macOS (formerly known as Mac OS X, pronounced Mac OS "Ten" and later OS X) is an operating system like Windows and Linux desingned for Mac computers that was released in January 24, 1984 by Apple, although more expensive than the regular Microsoft Windows. Today, Apple's Mac is still more expensive than Microsoft Windows.

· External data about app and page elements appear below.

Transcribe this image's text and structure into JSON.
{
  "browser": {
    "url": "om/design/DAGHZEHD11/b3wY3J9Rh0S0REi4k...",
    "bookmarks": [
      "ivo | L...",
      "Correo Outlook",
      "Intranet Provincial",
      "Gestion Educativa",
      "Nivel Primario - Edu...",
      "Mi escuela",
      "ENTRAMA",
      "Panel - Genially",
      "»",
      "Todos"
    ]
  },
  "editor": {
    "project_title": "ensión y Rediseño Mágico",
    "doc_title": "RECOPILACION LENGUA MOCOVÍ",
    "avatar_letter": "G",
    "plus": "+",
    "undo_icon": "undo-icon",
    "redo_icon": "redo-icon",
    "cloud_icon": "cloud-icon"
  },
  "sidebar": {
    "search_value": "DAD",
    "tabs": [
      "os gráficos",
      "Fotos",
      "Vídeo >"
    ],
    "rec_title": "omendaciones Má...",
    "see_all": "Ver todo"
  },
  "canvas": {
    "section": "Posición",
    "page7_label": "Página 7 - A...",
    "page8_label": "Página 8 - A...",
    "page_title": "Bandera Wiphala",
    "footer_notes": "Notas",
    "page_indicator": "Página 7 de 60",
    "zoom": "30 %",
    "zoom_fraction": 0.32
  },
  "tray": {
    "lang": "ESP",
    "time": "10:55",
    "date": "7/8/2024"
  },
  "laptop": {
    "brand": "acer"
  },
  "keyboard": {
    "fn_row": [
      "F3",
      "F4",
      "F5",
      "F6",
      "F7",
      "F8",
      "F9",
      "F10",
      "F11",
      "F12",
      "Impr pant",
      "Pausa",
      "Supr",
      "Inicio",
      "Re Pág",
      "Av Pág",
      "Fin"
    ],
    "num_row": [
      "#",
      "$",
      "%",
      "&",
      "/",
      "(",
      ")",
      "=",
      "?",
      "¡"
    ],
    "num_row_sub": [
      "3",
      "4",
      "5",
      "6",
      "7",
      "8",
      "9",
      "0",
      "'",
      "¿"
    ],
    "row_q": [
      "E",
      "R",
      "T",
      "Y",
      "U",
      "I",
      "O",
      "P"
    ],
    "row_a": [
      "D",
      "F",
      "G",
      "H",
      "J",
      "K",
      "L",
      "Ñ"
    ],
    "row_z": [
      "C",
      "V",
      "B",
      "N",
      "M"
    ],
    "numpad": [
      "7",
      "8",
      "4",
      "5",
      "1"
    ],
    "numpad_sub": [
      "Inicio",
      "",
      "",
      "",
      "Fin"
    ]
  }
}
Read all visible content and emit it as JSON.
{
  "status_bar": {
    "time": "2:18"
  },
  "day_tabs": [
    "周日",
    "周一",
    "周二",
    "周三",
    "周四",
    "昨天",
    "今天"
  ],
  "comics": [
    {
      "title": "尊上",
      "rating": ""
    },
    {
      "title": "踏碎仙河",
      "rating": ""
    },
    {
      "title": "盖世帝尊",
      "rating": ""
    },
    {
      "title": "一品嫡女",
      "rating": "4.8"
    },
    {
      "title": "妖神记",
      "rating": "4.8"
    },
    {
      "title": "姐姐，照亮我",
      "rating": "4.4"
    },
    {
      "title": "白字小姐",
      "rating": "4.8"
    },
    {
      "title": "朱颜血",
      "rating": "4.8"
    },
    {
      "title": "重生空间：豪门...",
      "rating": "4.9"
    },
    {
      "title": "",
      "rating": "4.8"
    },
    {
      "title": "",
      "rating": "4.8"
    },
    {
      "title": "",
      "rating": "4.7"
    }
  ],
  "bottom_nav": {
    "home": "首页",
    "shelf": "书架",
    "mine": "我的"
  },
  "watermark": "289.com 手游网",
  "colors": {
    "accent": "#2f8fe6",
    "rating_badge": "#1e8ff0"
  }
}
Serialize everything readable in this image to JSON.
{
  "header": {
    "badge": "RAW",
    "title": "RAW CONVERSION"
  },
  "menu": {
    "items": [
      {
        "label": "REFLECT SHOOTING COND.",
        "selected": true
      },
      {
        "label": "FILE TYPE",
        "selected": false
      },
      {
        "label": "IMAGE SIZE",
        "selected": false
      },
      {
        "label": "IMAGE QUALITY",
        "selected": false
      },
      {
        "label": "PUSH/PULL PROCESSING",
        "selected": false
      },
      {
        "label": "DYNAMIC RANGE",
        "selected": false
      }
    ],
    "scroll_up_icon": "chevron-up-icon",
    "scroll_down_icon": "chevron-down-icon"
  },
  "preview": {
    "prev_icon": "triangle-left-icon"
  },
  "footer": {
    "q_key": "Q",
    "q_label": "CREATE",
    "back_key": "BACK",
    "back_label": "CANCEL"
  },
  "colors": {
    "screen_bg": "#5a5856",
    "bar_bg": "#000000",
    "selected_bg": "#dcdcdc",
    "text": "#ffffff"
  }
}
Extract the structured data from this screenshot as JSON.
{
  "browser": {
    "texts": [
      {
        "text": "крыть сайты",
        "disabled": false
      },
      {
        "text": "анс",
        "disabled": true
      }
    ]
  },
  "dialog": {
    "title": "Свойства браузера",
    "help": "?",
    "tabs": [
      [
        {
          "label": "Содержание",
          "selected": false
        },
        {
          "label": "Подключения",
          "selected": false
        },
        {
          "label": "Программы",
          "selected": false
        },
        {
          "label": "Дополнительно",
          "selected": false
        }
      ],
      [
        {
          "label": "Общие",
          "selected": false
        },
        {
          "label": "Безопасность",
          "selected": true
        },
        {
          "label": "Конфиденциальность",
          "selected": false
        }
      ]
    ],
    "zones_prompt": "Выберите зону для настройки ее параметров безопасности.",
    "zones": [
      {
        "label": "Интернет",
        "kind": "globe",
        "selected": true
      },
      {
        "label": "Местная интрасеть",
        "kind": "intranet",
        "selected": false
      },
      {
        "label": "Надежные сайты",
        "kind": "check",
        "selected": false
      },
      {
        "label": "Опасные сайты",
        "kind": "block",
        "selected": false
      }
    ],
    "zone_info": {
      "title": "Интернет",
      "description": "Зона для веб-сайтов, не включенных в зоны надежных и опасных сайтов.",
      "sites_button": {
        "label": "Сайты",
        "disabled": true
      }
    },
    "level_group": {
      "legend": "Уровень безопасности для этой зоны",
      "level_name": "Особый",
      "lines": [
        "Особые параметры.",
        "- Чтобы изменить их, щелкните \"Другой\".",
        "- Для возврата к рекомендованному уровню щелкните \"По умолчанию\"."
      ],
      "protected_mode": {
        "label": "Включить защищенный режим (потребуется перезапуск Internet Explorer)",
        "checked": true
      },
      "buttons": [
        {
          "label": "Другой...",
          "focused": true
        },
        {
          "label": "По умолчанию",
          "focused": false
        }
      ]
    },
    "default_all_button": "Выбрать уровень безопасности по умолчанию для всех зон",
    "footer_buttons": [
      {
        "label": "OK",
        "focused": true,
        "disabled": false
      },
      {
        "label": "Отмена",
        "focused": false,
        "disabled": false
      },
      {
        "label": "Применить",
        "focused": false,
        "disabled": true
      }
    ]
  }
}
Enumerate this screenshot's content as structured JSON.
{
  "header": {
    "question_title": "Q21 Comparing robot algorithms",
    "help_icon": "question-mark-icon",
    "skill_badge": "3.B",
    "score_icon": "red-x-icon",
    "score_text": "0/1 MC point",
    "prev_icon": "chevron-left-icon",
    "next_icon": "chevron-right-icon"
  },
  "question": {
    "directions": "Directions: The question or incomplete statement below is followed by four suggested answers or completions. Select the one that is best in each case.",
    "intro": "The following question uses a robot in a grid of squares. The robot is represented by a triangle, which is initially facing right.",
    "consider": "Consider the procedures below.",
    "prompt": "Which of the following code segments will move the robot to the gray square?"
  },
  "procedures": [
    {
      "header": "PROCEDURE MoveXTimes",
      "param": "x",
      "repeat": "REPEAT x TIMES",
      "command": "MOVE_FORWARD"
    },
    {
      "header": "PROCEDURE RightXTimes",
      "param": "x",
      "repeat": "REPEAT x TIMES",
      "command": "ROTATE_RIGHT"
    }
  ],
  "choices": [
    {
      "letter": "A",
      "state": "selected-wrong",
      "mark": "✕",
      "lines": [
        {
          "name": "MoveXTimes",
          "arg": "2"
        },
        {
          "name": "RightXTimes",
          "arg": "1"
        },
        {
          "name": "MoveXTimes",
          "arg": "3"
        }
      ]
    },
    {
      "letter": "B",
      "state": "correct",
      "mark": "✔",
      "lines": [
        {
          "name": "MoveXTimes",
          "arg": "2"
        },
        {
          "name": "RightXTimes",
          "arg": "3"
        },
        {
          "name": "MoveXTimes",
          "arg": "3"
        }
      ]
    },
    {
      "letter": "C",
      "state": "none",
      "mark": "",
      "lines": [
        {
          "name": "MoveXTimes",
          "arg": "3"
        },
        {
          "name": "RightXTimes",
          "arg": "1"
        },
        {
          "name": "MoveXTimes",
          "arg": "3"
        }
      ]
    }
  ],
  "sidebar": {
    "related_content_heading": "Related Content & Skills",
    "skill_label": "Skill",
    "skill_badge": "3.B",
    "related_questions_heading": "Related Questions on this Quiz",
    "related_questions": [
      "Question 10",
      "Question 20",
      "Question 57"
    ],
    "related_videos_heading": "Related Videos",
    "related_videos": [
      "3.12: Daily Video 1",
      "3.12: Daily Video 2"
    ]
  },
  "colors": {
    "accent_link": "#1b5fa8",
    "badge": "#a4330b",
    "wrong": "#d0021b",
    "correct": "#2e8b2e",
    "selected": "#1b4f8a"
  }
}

The "Classic" Mac OS ran from System 1 to Mac OS 9. However, the OS began to struggle with stability as it lacked memory protection (all memory was shared and any program can access any memory, including each others' and the system memory, causing corruption and stability issues) and pre-emptive multitasking. Efforts to include these key technologies into Mac OS failed in the now-infamous Copland project. Eventually, Apple bought NeXTSTEP, bringing Steve Jobs under the helm of Apple. Apple later worked on a completely new version of Mac, titled Mac OS X based on NeXTSTEP.
The current version is macOS Mojave 10.14.1.
The Macintosh OS originated on the first Apple Computer, the Apple Macintosh. It performs the same functions as Windows but doesn't have a library of software as vast as Windows and is therefore best suited for business and school use. It doesn't have many games for its platform but is desired for certain programs like GarageBand, a music editing software, and iMovies, a movie maker. The Macintosh OS was named after Steve Jobs' favorite type of Apple, the McIntosh Apple.
After Apple's transition from PowerPC to Intel processors, Apple included a utility called BootCamp, which allowed users to install Windows in a dualboot configuration.
Only a few pieces of malware are targeted towards Macs, due to the lower market share, and the fact that it is harder to write programs for.